**DATA SHOWN**

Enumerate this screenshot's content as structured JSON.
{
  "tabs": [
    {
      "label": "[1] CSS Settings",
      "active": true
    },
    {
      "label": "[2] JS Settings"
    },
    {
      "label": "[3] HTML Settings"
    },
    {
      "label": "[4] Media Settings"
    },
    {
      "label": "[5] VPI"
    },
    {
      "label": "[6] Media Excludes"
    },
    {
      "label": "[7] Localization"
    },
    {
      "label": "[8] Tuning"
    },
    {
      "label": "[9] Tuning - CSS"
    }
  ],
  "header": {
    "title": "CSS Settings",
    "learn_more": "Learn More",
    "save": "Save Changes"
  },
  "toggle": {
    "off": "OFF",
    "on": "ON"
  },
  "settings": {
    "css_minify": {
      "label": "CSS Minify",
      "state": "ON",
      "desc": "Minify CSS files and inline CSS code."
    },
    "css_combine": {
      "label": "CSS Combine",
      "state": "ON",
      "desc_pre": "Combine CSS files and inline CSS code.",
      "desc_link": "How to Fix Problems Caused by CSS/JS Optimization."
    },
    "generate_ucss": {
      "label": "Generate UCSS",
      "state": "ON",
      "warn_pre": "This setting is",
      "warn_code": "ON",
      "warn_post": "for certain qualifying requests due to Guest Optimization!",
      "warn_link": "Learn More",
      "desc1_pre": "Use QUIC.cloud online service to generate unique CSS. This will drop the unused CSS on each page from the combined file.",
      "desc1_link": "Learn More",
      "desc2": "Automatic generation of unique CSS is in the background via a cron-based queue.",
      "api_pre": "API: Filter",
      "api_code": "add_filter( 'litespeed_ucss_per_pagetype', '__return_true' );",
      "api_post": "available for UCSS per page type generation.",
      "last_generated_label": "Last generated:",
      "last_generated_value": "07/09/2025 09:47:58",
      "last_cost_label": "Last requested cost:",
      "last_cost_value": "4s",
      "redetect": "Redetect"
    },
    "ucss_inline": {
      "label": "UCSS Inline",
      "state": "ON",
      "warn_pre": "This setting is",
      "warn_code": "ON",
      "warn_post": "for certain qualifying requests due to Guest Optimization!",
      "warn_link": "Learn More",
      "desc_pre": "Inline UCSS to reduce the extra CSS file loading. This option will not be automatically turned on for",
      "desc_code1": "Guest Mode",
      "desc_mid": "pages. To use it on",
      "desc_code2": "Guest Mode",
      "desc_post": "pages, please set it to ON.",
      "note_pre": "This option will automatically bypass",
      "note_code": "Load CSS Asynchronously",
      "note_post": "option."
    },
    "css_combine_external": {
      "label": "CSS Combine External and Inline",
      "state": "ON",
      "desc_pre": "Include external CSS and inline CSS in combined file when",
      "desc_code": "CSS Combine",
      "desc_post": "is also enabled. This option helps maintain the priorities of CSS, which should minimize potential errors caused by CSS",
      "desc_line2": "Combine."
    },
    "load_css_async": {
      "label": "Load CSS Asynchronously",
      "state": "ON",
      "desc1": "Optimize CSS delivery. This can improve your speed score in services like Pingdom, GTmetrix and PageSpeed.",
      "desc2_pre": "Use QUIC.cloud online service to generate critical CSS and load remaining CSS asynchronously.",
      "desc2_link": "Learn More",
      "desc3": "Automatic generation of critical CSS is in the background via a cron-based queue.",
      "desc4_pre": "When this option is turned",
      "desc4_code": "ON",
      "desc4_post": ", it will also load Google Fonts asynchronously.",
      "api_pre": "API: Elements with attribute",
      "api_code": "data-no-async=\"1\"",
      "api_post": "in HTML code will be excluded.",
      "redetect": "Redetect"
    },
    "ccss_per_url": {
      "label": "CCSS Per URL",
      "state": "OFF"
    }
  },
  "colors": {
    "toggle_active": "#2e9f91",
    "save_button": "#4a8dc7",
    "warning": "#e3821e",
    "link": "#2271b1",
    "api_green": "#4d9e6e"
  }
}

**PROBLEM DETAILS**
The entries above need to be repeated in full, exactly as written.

**EXERCISE RESPONSE**
Enumerate this screenshot's content as structured JSON.
{
  "tabs": [
    {
      "label": "[1] CSS Settings",
      "active": true
    },
    {
      "label": "[2] JS Settings"
    },
    {
      "label": "[3] HTML Settings"
    },
    {
      "label": "[4] Media Settings"
    },
    {
      "label": "[5] VPI"
    },
    {
      "label": "[6] Media Excludes"
    },
    {
      "label": "[7] Localization"
    },
    {
      "label": "[8] Tuning"
    },
    {
      "label": "[9] Tuning - CSS"
    }
  ],
  "header": {
    "title": "CSS Settings",
    "learn_more": "Learn More",
    "save": "Save Changes"
  },
  "toggle": {
    "off": "OFF",
    "on": "ON"
  },
  "settings": {
    "css_minify": {
      "label": "CSS Minify",
      "state": "ON",
      "desc": "Minify CSS files and inline CSS code."
    },
    "css_combine": {
      "label": "CSS Combine",
      "state": "ON",
      "desc_pre": "Combine CSS files and inline CSS code.",
      "desc_link": "How to Fix Problems Caused by CSS/JS Optimization."
    },
    "generate_ucss": {
      "label": "Generate UCSS",
      "state": "ON",
      "warn_pre": "This setting is",
      "warn_code": "ON",
      "warn_post": "for certain qualifying requests due to Guest Optimization!",
      "warn_link": "Learn More",
      "desc1_pre": "Use QUIC.cloud online service to generate unique CSS. This will drop the unused CSS on each page from the combined file.",
      "desc1_link": "Learn More",
      "desc2": "Automatic generation of unique CSS is in the background via a cron-based queue.",
      "api_pre": "API: Filter",
      "api_code": "add_filter( 'litespeed_ucss_per_pagetype', '__return_true' );",
      "api_post": "available for UCSS per page type generation.",
      "last_generated_label": "Last generated:",
      "last_generated_value": "07/09/2025 09:47:58",
      "last_cost_label": "Last requested cost:",
      "last_cost_value": "4s",
      "redetect": "Redetect"
    },
    "ucss_inline": {
      "label": "UCSS Inline",
      "state": "ON",
      "warn_pre": "This setting is",
      "warn_code": "ON",
      "warn_post": "for certain qualifying requests due to Guest Optimization!",
      "warn_link": "Learn More",
      "desc_pre": "Inline UCSS to reduce the extra CSS file loading. This option will not be automatically turned on for",
      "desc_code1": "Guest Mode",
      "desc_mid": "pages. To use it on",
      "desc_code2": "Guest Mode",
      "desc_post": "pages, please set it to ON.",
      "note_pre": "This option will automatically bypass",
      "note_code": "Load CSS Asynchronously",
      "note_post": "option."
    },
    "css_combine_external": {
      "label": "CSS Combine External and Inline",
      "state": "ON",
      "desc_pre": "Include external CSS and inline CSS in combined file when",
      "desc_code": "CSS Combine",
      "desc_post": "is also enabled. This option helps maintain the priorities of CSS, which should minimize potential errors caused by CSS",
      "desc_line2": "Combine."
    },
    "load_css_async": {
      "label": "Load CSS Asynchronously",
      "state": "ON",
      "desc1": "Optimize CSS delivery. This can improve your speed score in services like Pingdom, GTmetrix and PageSpeed.",
      "desc2_pre": "Use QUIC.cloud online service to generate critical CSS and load remaining CSS asynchronously.",
      "desc2_link": "Learn More",
      "desc3": "Automatic generation of critical CSS is in the background via a cron-based queue.",
      "desc4_pre": "When this option is turned",
      "desc4_code": "ON",
      "desc4_post": ", it will also load Google Fonts asynchronously.",
      "api_pre": "API: Elements with attribute",
      "api_code": "data-no-async=\"1\"",
      "api_post": "in HTML code will be excluded.",
      "redetect": "Redetect"
    },
    "ccss_per_url": {
      "label": "CCSS Per URL",
      "state": "OFF"
    }
  },
  "colors": {
    "toggle_active": "#2e9f91",
    "save_button": "#4a8dc7",
    "warning": "#e3821e",
    "link": "#2271b1",
    "api_green": "#4d9e6e"
  }
}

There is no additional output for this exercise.